Opera House Players, Broadbrook, CT
through May 21, 2017
by Michael J. Moran
Referring to the small Opera House stage in her “Director’s Notes,” Sharon FitzHenry says the OHP production of “Titanic” “turns the focus back [from the ship] to the men and women of that fateful night” in April 1912, when this “floating city” sank in the North Atlantic only five days into its maiden voyage, killing 1,517 of its 2,200+ passengers and crew. Her cast of 21 singing actors brings over 50 characters to vivid and memorable life.

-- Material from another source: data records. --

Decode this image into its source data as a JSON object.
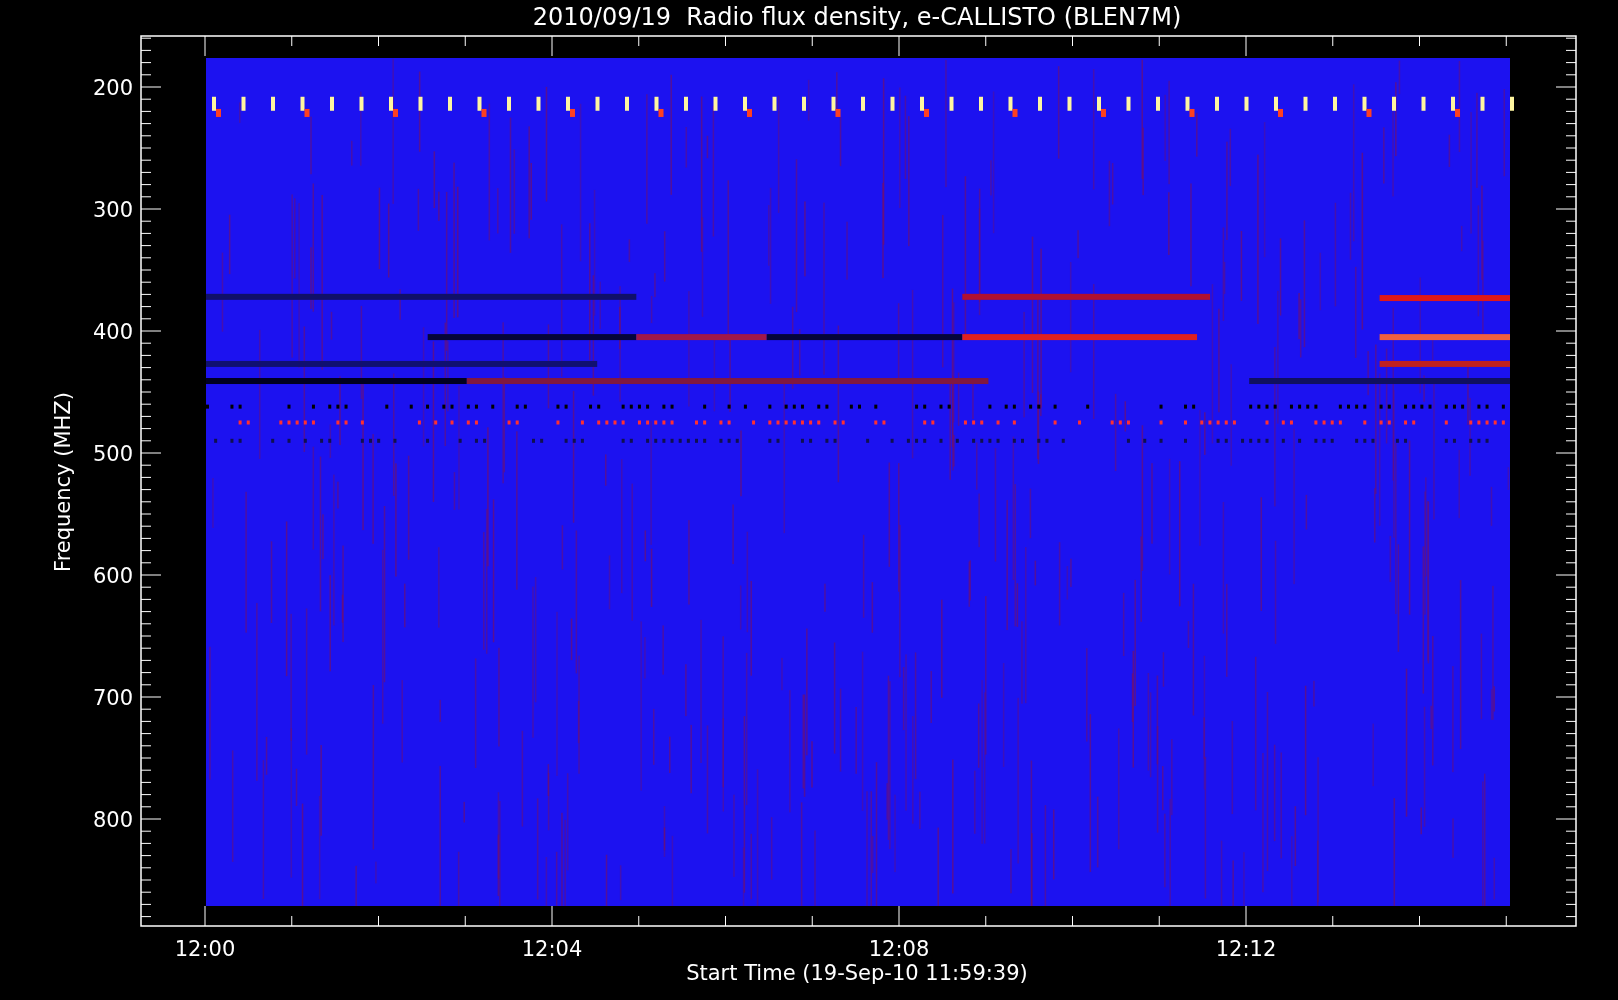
{
  "title": "2010/09/19  Radio flux density, e-CALLISTO (BLEN7M)",
  "y_axis": {
    "label": "Frequency (MHZ)",
    "ticks": [
      "200",
      "300",
      "400",
      "500",
      "600",
      "700",
      "800"
    ]
  },
  "x_axis": {
    "label": "Start Time (19-Sep-10 11:59:39)",
    "ticks": [
      "12:00",
      "12:04",
      "12:08",
      "12:12"
    ]
  }
}
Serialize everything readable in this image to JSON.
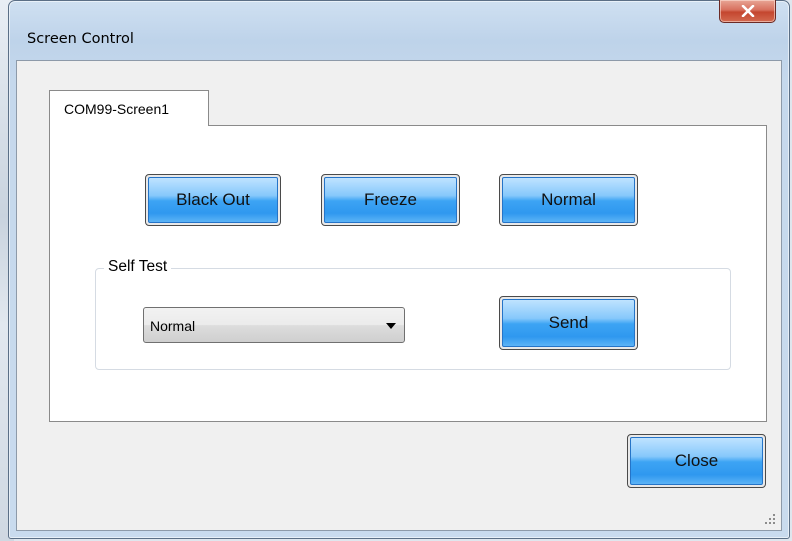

With music and lyrics by Maury Yeston (“Nine”) and a book by Peter Stone (“1776”), the original Broadway production opened in 1997, when it won all five Tony awards it was nominated for, including Best Musical. Perhaps the reason no actors were nominated is that “Titanic” calls for a true ensemble effort. While there’s not a weak link in the OHP cast, several standouts deserve special praise.

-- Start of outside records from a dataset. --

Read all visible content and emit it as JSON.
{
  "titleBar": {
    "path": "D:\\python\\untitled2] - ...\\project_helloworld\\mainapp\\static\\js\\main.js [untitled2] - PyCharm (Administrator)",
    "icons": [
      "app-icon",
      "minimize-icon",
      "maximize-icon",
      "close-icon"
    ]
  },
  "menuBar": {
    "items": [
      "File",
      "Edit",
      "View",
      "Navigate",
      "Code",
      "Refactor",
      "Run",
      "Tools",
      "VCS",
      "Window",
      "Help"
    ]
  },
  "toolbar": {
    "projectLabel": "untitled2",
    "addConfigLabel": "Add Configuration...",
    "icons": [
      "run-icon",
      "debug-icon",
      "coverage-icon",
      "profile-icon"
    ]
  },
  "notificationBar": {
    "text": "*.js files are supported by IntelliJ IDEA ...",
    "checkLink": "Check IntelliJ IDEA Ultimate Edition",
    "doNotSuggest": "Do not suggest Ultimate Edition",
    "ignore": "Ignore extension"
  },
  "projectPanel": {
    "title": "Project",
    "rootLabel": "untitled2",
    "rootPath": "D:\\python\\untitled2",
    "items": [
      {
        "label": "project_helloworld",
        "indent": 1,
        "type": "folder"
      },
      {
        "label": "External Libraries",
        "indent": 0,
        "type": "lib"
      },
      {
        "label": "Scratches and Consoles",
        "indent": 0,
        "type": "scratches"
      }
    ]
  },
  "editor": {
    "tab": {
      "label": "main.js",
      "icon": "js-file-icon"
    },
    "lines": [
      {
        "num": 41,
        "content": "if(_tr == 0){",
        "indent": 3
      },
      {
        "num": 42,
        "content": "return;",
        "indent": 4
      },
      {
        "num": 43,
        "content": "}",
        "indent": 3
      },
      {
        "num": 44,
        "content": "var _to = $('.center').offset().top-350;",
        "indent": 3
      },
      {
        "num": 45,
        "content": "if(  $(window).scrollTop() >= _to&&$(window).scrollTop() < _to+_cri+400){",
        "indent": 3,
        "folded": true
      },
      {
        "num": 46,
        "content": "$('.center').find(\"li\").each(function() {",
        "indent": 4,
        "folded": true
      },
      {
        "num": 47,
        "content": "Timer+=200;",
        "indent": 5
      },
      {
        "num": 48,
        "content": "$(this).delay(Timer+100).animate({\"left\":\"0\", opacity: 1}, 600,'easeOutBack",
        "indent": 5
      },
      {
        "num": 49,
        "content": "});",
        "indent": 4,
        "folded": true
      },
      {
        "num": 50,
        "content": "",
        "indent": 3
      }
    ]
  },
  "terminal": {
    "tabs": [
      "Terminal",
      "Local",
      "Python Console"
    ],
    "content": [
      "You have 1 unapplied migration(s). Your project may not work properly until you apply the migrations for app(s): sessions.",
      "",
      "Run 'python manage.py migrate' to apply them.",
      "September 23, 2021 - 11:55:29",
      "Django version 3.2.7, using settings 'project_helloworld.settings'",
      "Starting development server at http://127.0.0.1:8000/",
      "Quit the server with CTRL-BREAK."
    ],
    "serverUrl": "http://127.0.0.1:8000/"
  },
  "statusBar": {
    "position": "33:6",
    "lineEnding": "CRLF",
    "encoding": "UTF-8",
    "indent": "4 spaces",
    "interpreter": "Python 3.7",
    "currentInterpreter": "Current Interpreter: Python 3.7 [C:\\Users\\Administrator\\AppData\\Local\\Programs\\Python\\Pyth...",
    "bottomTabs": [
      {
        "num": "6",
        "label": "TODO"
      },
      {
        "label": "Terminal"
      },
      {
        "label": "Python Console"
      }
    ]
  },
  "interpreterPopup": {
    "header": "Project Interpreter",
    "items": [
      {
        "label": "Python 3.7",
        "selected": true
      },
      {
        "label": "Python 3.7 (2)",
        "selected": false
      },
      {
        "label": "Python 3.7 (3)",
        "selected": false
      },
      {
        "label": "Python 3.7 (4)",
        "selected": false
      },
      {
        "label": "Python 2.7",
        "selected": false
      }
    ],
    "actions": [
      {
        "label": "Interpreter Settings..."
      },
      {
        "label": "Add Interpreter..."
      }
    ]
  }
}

As the triumvirate who share “The Blame” (in Act II) for the disaster, Dennis J. Scott portrays Captain Smith with affecting dignity; Stephen Jewell gives Thomas Andrews, the ship’s designer, a tragic pride; and Tim Reilly invests Titanic owner J. Bruce Ismay with obnoxious bluster. Tara Kennedy is a hoot as upwardly striving second-class passenger Alice Beane, and more laughs come when another character muses, “Maybe I should go into politics; then I wouldn’t have to know anything.”
Musical highlights include: the stirring anthem “There She Is,” heartily chanted by most of the company; the haunting “No Moon,” rendered by Andrew D. Secker as lookout Frederick Fleet; and the lovely duet “Still,” tenderly sung by Jayne Newirth and Glenn Gordon as an aging couple, the Strauses (he co-owned Macy’s), who refuse to separate and perish together.
Flexible set design by director FitzHeny and Francisco Aguas allows for quick and seamless scene transitions by cast members in shadow to atmospheric underscoring by musical director Bill Martin’s crack four-person band. Lively choreography by Aileen Merino Terzi for the “Doing the Latest Rag” scene, sensitively varied lighting by FitzHenry, and brilliant period costumes by Moonyean Field also make this transporting production a must-see.